JB: We want to understand what is going on inside these dogs, and I am not in any way blaming rescuers or shelters. Dogs who have been attached to a family may suddenly wind up in a shelter for a variety of reasons: family breakup, job loss or the dog’s behavioral problems. Dogs will be very upset by this and when they arrive in a shelter, their cortisol level [a stress-related hormone] goes sky high. We know this because when we’ve taken urine samples, we’ve had to dilute the urine to even get a measurement — it was that high. They don’t have the resources to cope and go into hyperdrive, desperate to please people. As a result, in a shelter setting, dogs actually can be easily trained.
As I mentioned, attachment can happen quickly in shelters. Of course, when dogs are unhappy, they need to be appropriately cared for, but we find that it’s important to rotate their caregivers so they don’t form an attachment to any one person.
It is also important to assess dogs for separation anxiety, predict the behavior, and advise [shelter staff and prospective adopters] on how to train them to be left alone. That is one of the most important things you can do to ensure the welfare of the dog [in terms of his or her eventual placement] in a new home.
B: Dogs clearly love us, and demonstrate that in many ways, but is this what motivates them to obey us and follow our lead?

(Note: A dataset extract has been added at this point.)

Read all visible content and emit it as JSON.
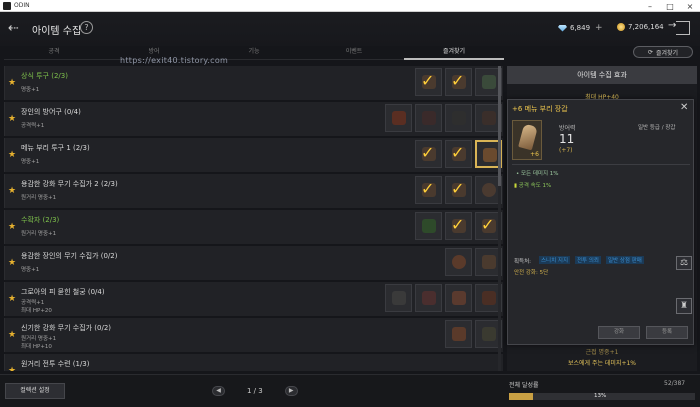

JB: Human contact has a high-level reward value for dogs; simple attention from us is rewarding. And if that attention comes while playing with them, it can be a double reward. You can train a dog with a tennis ball, but while the game is important, it is not the only thing. The real treat is the interaction. Withdraw your attention, ignore the dog, and the dog will find this withdrawal of attention aversive.